#### Exercise input ####

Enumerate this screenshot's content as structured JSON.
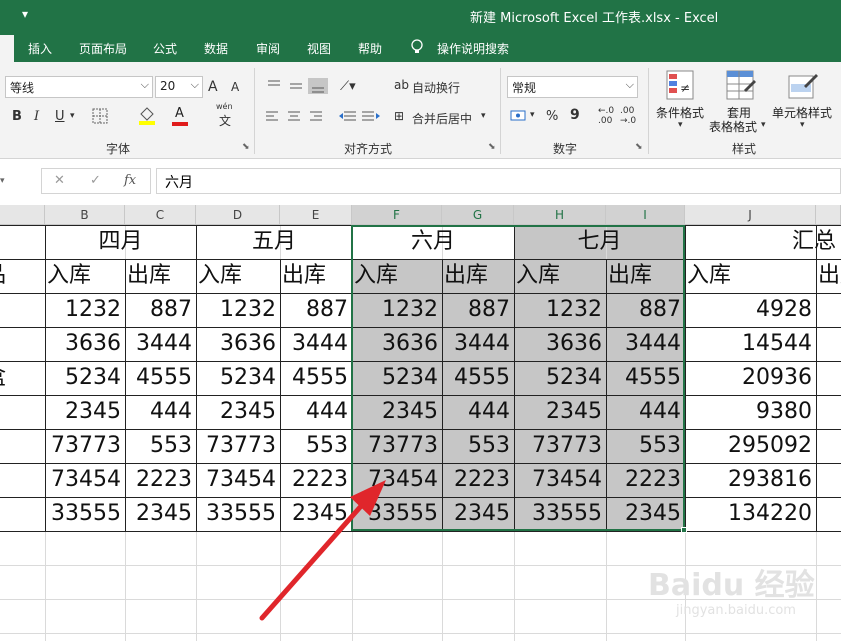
{
  "titlebar": {
    "qa_arrow": "▾",
    "title": "新建 Microsoft Excel 工作表.xlsx  -  Excel"
  },
  "menu": [
    "插入",
    "页面布局",
    "公式",
    "数据",
    "审阅",
    "视图",
    "帮助",
    "操作说明搜索"
  ],
  "ribbon": {
    "font_name": "等线",
    "font_size": "20",
    "grow_font": "A",
    "shrink_font": "A",
    "bold": "B",
    "italic": "I",
    "underline": "U",
    "font_color_glyph": "A",
    "wen_glyph": "wén",
    "wen_sub": "文",
    "wrap_text": "自动换行",
    "merge_center": "合并后居中",
    "number_format": "常规",
    "percent": "%",
    "comma": "9",
    "dec_inc": "←.0\n.00",
    "dec_dec": ".00\n→.0",
    "cond_format": "条件格式",
    "table_format_line1": "套用",
    "table_format_line2": "表格格式",
    "cell_styles": "单元格样式",
    "groups": {
      "font": "字体",
      "align": "对齐方式",
      "number": "数字",
      "styles": "样式"
    }
  },
  "formula_bar": {
    "cancel": "✕",
    "enter": "✓",
    "fx": "fx",
    "content": "六月"
  },
  "columns": [
    "B",
    "C",
    "D",
    "E",
    "F",
    "G",
    "H",
    "I",
    "J"
  ],
  "months": [
    "四月",
    "五月",
    "六月",
    "七月",
    "汇总"
  ],
  "subheaders": {
    "in": "入库",
    "out": "出库"
  },
  "row_labels": [
    "品",
    "",
    "",
    "盒",
    "",
    "",
    ""
  ],
  "rows": [
    [
      1232,
      887,
      1232,
      887,
      1232,
      887,
      1232,
      887,
      4928
    ],
    [
      3636,
      3444,
      3636,
      3444,
      3636,
      3444,
      3636,
      3444,
      14544
    ],
    [
      5234,
      4555,
      5234,
      4555,
      5234,
      4555,
      5234,
      4555,
      20936
    ],
    [
      2345,
      444,
      2345,
      444,
      2345,
      444,
      2345,
      444,
      9380
    ],
    [
      73773,
      553,
      73773,
      553,
      73773,
      553,
      73773,
      553,
      295092
    ],
    [
      73454,
      2223,
      73454,
      2223,
      73454,
      2223,
      73454,
      2223,
      293816
    ],
    [
      33555,
      2345,
      33555,
      2345,
      33555,
      2345,
      33555,
      2345,
      134220
    ]
  ],
  "watermark": {
    "main": "Baidu 经验",
    "sub": "jingyan.baidu.com"
  },
  "colors": {
    "excel_green": "#217346",
    "selection_fill": "#c6c6c6",
    "arrow": "#e0262b"
  }
}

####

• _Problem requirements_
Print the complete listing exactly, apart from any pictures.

• _Response for this exercise_
Enumerate this screenshot's content as structured JSON.
{
  "titlebar": {
    "qa_arrow": "▾",
    "title": "新建 Microsoft Excel 工作表.xlsx  -  Excel"
  },
  "menu": [
    "插入",
    "页面布局",
    "公式",
    "数据",
    "审阅",
    "视图",
    "帮助",
    "操作说明搜索"
  ],
  "ribbon": {
    "font_name": "等线",
    "font_size": "20",
    "grow_font": "A",
    "shrink_font": "A",
    "bold": "B",
    "italic": "I",
    "underline": "U",
    "font_color_glyph": "A",
    "wen_glyph": "wén",
    "wen_sub": "文",
    "wrap_text": "自动换行",
    "merge_center": "合并后居中",
    "number_format": "常规",
    "percent": "%",
    "comma": "9",
    "dec_inc": "←.0\n.00",
    "dec_dec": ".00\n→.0",
    "cond_format": "条件格式",
    "table_format_line1": "套用",
    "table_format_line2": "表格格式",
    "cell_styles": "单元格样式",
    "groups": {
      "font": "字体",
      "align": "对齐方式",
      "number": "数字",
      "styles": "样式"
    }
  },
  "formula_bar": {
    "cancel": "✕",
    "enter": "✓",
    "fx": "fx",
    "content": "六月"
  },
  "columns": [
    "B",
    "C",
    "D",
    "E",
    "F",
    "G",
    "H",
    "I",
    "J"
  ],
  "months": [
    "四月",
    "五月",
    "六月",
    "七月",
    "汇总"
  ],
  "subheaders": {
    "in": "入库",
    "out": "出库"
  },
  "row_labels": [
    "品",
    "",
    "",
    "盒",
    "",
    "",
    ""
  ],
  "rows": [
    [
      1232,
      887,
      1232,
      887,
      1232,
      887,
      1232,
      887,
      4928
    ],
    [
      3636,
      3444,
      3636,
      3444,
      3636,
      3444,
      3636,
      3444,
      14544
    ],
    [
      5234,
      4555,
      5234,
      4555,
      5234,
      4555,
      5234,
      4555,
      20936
    ],
    [
      2345,
      444,
      2345,
      444,
      2345,
      444,
      2345,
      444,
      9380
    ],
    [
      73773,
      553,
      73773,
      553,
      73773,
      553,
      73773,
      553,
      295092
    ],
    [
      73454,
      2223,
      73454,
      2223,
      73454,
      2223,
      73454,
      2223,
      293816
    ],
    [
      33555,
      2345,
      33555,
      2345,
      33555,
      2345,
      33555,
      2345,
      134220
    ]
  ],
  "watermark": {
    "main": "Baidu 经验",
    "sub": "jingyan.baidu.com"
  },
  "colors": {
    "excel_green": "#217346",
    "selection_fill": "#c6c6c6",
    "arrow": "#e0262b"
  }
}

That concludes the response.